Copy each line in the data that includes the word "text".
:::::
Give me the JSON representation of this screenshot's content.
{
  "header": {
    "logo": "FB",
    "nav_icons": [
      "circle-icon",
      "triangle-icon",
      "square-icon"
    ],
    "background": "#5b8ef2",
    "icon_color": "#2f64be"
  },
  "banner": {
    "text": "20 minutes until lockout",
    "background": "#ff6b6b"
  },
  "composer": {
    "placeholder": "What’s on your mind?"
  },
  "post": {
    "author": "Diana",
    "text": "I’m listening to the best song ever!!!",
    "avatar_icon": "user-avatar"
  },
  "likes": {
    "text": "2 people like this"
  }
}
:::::
Response for this exercise:
    "text": "20 minutes until lockout",
    "text": "I’m listening to the best song ever!!!",
    "text": "2 people like this"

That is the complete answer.